WHAT TO DO
Each line below must be set down exactly; omit any image you find.

Start of Block

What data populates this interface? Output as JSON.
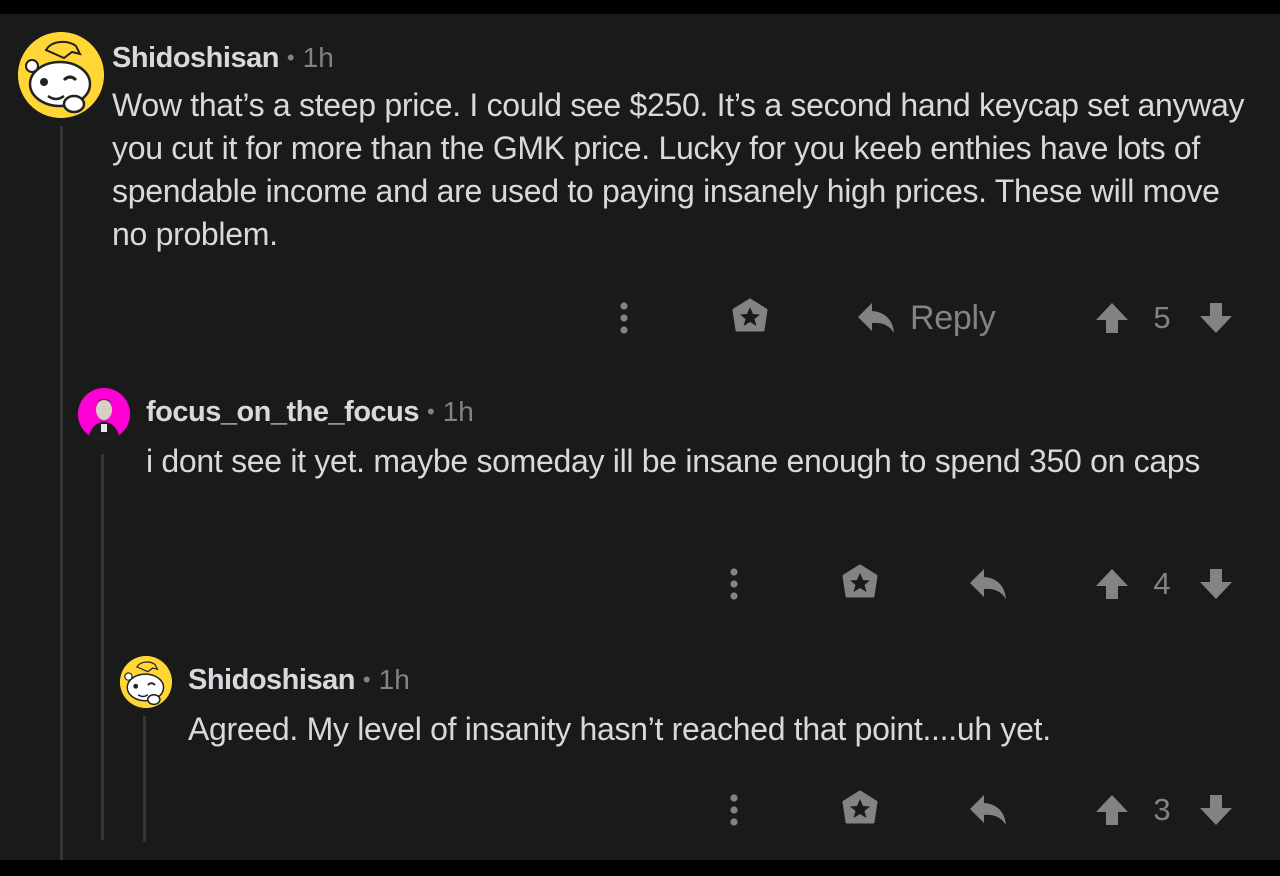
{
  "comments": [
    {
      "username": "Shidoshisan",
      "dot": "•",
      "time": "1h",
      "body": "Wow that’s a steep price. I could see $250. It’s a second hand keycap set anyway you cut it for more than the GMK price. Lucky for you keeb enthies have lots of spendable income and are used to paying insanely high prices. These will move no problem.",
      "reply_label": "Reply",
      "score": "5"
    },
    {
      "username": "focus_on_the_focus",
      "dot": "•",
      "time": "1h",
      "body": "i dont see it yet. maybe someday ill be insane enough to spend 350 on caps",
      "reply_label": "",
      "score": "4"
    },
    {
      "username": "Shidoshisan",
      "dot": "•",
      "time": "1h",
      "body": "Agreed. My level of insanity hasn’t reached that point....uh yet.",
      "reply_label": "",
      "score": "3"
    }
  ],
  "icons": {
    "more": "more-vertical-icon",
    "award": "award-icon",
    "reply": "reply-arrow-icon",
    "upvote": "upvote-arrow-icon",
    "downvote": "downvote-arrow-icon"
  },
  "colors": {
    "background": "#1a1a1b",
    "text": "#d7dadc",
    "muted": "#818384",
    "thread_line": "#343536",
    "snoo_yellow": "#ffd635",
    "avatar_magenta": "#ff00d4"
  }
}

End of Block

ANSWER SPACE
What data populates this interface? Output as JSON.
{
  "comments": [
    {
      "username": "Shidoshisan",
      "dot": "•",
      "time": "1h",
      "body": "Wow that’s a steep price. I could see $250. It’s a second hand keycap set anyway you cut it for more than the GMK price. Lucky for you keeb enthies have lots of spendable income and are used to paying insanely high prices. These will move no problem.",
      "reply_label": "Reply",
      "score": "5"
    },
    {
      "username": "focus_on_the_focus",
      "dot": "•",
      "time": "1h",
      "body": "i dont see it yet. maybe someday ill be insane enough to spend 350 on caps",
      "reply_label": "",
      "score": "4"
    },
    {
      "username": "Shidoshisan",
      "dot": "•",
      "time": "1h",
      "body": "Agreed. My level of insanity hasn’t reached that point....uh yet.",
      "reply_label": "",
      "score": "3"
    }
  ],
  "icons": {
    "more": "more-vertical-icon",
    "award": "award-icon",
    "reply": "reply-arrow-icon",
    "upvote": "upvote-arrow-icon",
    "downvote": "downvote-arrow-icon"
  },
  "colors": {
    "background": "#1a1a1b",
    "text": "#d7dadc",
    "muted": "#818384",
    "thread_line": "#343536",
    "snoo_yellow": "#ffd635",
    "avatar_magenta": "#ff00d4"
  }
}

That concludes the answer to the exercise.